* **WHAT THE EXERCISE ASKS**
Word for word, restate the entries that follow.

[Data extracted from a collection]
# # #
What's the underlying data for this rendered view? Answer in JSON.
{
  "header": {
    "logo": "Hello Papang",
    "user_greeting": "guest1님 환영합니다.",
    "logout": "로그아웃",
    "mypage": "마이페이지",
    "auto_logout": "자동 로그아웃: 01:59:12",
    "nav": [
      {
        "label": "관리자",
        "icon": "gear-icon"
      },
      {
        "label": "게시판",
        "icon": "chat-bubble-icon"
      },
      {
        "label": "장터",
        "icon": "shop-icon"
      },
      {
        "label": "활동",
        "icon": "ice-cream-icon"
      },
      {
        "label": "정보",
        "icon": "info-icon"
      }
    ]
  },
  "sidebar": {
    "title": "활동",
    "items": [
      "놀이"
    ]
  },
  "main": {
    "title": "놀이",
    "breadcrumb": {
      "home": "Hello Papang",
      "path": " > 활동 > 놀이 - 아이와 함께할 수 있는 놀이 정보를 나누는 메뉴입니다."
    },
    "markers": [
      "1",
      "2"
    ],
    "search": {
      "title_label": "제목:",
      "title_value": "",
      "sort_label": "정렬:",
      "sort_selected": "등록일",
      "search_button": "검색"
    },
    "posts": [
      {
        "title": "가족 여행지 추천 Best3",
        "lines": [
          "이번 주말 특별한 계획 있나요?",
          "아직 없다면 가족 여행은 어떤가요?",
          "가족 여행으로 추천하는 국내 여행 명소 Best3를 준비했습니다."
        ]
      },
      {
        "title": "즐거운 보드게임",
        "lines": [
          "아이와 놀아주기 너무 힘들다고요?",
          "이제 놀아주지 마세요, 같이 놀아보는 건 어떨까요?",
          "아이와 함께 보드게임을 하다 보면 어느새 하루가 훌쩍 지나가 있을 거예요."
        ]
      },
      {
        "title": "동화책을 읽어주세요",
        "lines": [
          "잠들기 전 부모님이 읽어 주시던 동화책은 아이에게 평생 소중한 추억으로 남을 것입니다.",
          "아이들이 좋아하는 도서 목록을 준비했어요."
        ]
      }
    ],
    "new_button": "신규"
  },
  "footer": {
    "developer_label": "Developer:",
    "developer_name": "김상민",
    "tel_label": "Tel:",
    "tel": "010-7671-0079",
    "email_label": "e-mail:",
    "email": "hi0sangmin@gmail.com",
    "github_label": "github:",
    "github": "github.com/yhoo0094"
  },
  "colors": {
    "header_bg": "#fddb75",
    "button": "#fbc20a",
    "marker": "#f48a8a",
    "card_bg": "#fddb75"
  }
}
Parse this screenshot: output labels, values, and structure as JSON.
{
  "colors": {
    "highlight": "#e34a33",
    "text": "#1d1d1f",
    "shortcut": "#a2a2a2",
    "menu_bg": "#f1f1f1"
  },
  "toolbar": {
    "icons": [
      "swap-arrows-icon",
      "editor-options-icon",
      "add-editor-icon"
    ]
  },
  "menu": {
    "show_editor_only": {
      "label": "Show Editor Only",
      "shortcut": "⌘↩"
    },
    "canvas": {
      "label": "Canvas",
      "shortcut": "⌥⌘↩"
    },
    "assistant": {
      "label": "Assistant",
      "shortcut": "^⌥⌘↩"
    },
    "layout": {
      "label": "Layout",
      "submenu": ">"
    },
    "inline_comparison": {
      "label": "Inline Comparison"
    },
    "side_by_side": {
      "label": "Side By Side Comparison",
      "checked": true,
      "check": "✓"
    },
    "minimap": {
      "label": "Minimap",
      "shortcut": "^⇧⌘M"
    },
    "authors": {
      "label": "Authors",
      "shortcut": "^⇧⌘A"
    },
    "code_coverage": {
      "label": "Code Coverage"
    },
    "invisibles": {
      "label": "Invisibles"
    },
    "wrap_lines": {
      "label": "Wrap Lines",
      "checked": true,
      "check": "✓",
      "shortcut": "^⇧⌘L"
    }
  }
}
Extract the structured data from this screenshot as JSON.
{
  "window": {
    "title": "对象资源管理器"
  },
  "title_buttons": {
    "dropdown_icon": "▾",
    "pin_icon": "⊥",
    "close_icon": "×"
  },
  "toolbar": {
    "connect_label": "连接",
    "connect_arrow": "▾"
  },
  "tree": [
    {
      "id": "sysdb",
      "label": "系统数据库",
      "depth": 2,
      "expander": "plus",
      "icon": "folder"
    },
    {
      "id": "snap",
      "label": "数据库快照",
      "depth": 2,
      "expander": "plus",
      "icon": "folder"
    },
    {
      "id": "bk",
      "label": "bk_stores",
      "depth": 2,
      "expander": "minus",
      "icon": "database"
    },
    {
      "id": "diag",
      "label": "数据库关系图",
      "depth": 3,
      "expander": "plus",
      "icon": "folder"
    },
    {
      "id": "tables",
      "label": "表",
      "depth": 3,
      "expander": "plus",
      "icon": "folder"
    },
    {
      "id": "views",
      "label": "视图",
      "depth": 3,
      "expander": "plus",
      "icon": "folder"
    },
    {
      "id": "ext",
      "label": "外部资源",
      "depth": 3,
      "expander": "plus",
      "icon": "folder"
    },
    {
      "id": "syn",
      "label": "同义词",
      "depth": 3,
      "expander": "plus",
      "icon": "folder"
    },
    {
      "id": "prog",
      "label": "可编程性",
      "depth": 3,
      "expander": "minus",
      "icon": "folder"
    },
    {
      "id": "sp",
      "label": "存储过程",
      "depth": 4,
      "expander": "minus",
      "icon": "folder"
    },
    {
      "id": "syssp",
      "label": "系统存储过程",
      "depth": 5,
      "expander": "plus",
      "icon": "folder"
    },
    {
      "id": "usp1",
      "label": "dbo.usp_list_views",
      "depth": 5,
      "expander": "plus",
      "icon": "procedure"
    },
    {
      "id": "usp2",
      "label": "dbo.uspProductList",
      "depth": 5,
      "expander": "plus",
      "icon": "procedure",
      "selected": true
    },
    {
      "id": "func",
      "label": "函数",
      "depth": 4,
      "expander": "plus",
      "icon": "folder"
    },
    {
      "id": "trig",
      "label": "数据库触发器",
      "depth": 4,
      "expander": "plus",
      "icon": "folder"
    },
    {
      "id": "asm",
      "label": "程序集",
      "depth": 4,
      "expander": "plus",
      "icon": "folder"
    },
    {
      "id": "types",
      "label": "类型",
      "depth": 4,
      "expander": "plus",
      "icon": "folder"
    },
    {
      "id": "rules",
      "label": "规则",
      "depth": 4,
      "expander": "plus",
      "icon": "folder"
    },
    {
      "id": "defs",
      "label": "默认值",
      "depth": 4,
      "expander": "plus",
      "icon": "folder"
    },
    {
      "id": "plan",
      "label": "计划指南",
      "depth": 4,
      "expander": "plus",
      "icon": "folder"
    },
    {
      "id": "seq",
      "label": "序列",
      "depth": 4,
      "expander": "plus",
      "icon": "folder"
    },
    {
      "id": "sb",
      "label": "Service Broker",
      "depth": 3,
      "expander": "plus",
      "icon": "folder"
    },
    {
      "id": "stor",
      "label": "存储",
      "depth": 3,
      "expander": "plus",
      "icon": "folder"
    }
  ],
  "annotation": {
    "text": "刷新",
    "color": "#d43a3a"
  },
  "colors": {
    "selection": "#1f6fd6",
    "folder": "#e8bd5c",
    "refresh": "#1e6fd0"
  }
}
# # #
* **ANSWER SECTION**
What's the underlying data for this rendered view? Answer in JSON.
{
  "header": {
    "logo": "Hello Papang",
    "user_greeting": "guest1님 환영합니다.",
    "logout": "로그아웃",
    "mypage": "마이페이지",
    "auto_logout": "자동 로그아웃: 01:59:12",
    "nav": [
      {
        "label": "관리자",
        "icon": "gear-icon"
      },
      {
        "label": "게시판",
        "icon": "chat-bubble-icon"
      },
      {
        "label": "장터",
        "icon": "shop-icon"
      },
      {
        "label": "활동",
        "icon": "ice-cream-icon"
      },
      {
        "label": "정보",
        "icon": "info-icon"
      }
    ]
  },
  "sidebar": {
    "title": "활동",
    "items": [
      "놀이"
    ]
  },
  "main": {
    "title": "놀이",
    "breadcrumb": {
      "home": "Hello Papang",
      "path": " > 활동 > 놀이 - 아이와 함께할 수 있는 놀이 정보를 나누는 메뉴입니다."
    },
    "markers": [
      "1",
      "2"
    ],
    "search": {
      "title_label": "제목:",
      "title_value": "",
      "sort_label": "정렬:",
      "sort_selected": "등록일",
      "search_button": "검색"
    },
    "posts": [
      {
        "title": "가족 여행지 추천 Best3",
        "lines": [
          "이번 주말 특별한 계획 있나요?",
          "아직 없다면 가족 여행은 어떤가요?",
          "가족 여행으로 추천하는 국내 여행 명소 Best3를 준비했습니다."
        ]
      },
      {
        "title": "즐거운 보드게임",
        "lines": [
          "아이와 놀아주기 너무 힘들다고요?",
          "이제 놀아주지 마세요, 같이 놀아보는 건 어떨까요?",
          "아이와 함께 보드게임을 하다 보면 어느새 하루가 훌쩍 지나가 있을 거예요."
        ]
      },
      {
        "title": "동화책을 읽어주세요",
        "lines": [
          "잠들기 전 부모님이 읽어 주시던 동화책은 아이에게 평생 소중한 추억으로 남을 것입니다.",
          "아이들이 좋아하는 도서 목록을 준비했어요."
        ]
      }
    ],
    "new_button": "신규"
  },
  "footer": {
    "developer_label": "Developer:",
    "developer_name": "김상민",
    "tel_label": "Tel:",
    "tel": "010-7671-0079",
    "email_label": "e-mail:",
    "email": "hi0sangmin@gmail.com",
    "github_label": "github:",
    "github": "github.com/yhoo0094"
  },
  "colors": {
    "header_bg": "#fddb75",
    "button": "#fbc20a",
    "marker": "#f48a8a",
    "card_bg": "#fddb75"
  }
}
Parse this screenshot: output labels, values, and structure as JSON.
{
  "colors": {
    "highlight": "#e34a33",
    "text": "#1d1d1f",
    "shortcut": "#a2a2a2",
    "menu_bg": "#f1f1f1"
  },
  "toolbar": {
    "icons": [
      "swap-arrows-icon",
      "editor-options-icon",
      "add-editor-icon"
    ]
  },
  "menu": {
    "show_editor_only": {
      "label": "Show Editor Only",
      "shortcut": "⌘↩"
    },
    "canvas": {
      "label": "Canvas",
      "shortcut": "⌥⌘↩"
    },
    "assistant": {
      "label": "Assistant",
      "shortcut": "^⌥⌘↩"
    },
    "layout": {
      "label": "Layout",
      "submenu": ">"
    },
    "inline_comparison": {
      "label": "Inline Comparison"
    },
    "side_by_side": {
      "label": "Side By Side Comparison",
      "checked": true,
      "check": "✓"
    },
    "minimap": {
      "label": "Minimap",
      "shortcut": "^⇧⌘M"
    },
    "authors": {
      "label": "Authors",
      "shortcut": "^⇧⌘A"
    },
    "code_coverage": {
      "label": "Code Coverage"
    },
    "invisibles": {
      "label": "Invisibles"
    },
    "wrap_lines": {
      "label": "Wrap Lines",
      "checked": true,
      "check": "✓",
      "shortcut": "^⇧⌘L"
    }
  }
}
Extract the structured data from this screenshot as JSON.
{
  "window": {
    "title": "对象资源管理器"
  },
  "title_buttons": {
    "dropdown_icon": "▾",
    "pin_icon": "⊥",
    "close_icon": "×"
  },
  "toolbar": {
    "connect_label": "连接",
    "connect_arrow": "▾"
  },
  "tree": [
    {
      "id": "sysdb",
      "label": "系统数据库",
      "depth": 2,
      "expander": "plus",
      "icon": "folder"
    },
    {
      "id": "snap",
      "label": "数据库快照",
      "depth": 2,
      "expander": "plus",
      "icon": "folder"
    },
    {
      "id": "bk",
      "label": "bk_stores",
      "depth": 2,
      "expander": "minus",
      "icon": "database"
    },
    {
      "id": "diag",
      "label": "数据库关系图",
      "depth": 3,
      "expander": "plus",
      "icon": "folder"
    },
    {
      "id": "tables",
      "label": "表",
      "depth": 3,
      "expander": "plus",
      "icon": "folder"
    },
    {
      "id": "views",
      "label": "视图",
      "depth": 3,
      "expander": "plus",
      "icon": "folder"
    },
    {
      "id": "ext",
      "label": "外部资源",
      "depth": 3,
      "expander": "plus",
      "icon": "folder"
    },
    {
      "id": "syn",
      "label": "同义词",
      "depth": 3,
      "expander": "plus",
      "icon": "folder"
    },
    {
      "id": "prog",
      "label": "可编程性",
      "depth": 3,
      "expander": "minus",
      "icon": "folder"
    },
    {
      "id": "sp",
      "label": "存储过程",
      "depth": 4,
      "expander": "minus",
      "icon": "folder"
    },
    {
      "id": "syssp",
      "label": "系统存储过程",
      "depth": 5,
      "expander": "plus",
      "icon": "folder"
    },
    {
      "id": "usp1",
      "label": "dbo.usp_list_views",
      "depth": 5,
      "expander": "plus",
      "icon": "procedure"
    },
    {
      "id": "usp2",
      "label": "dbo.uspProductList",
      "depth": 5,
      "expander": "plus",
      "icon": "procedure",
      "selected": true
    },
    {
      "id": "func",
      "label": "函数",
      "depth": 4,
      "expander": "plus",
      "icon": "folder"
    },
    {
      "id": "trig",
      "label": "数据库触发器",
      "depth": 4,
      "expander": "plus",
      "icon": "folder"
    },
    {
      "id": "asm",
      "label": "程序集",
      "depth": 4,
      "expander": "plus",
      "icon": "folder"
    },
    {
      "id": "types",
      "label": "类型",
      "depth": 4,
      "expander": "plus",
      "icon": "folder"
    },
    {
      "id": "rules",
      "label": "规则",
      "depth": 4,
      "expander": "plus",
      "icon": "folder"
    },
    {
      "id": "defs",
      "label": "默认值",
      "depth": 4,
      "expander": "plus",
      "icon": "folder"
    },
    {
      "id": "plan",
      "label": "计划指南",
      "depth": 4,
      "expander": "plus",
      "icon": "folder"
    },
    {
      "id": "seq",
      "label": "序列",
      "depth": 4,
      "expander": "plus",
      "icon": "folder"
    },
    {
      "id": "sb",
      "label": "Service Broker",
      "depth": 3,
      "expander": "plus",
      "icon": "folder"
    },
    {
      "id": "stor",
      "label": "存储",
      "depth": 3,
      "expander": "plus",
      "icon": "folder"
    }
  ],
  "annotation": {
    "text": "刷新",
    "color": "#d43a3a"
  },
  "colors": {
    "selection": "#1f6fd6",
    "folder": "#e8bd5c",
    "refresh": "#1e6fd0"
  }
}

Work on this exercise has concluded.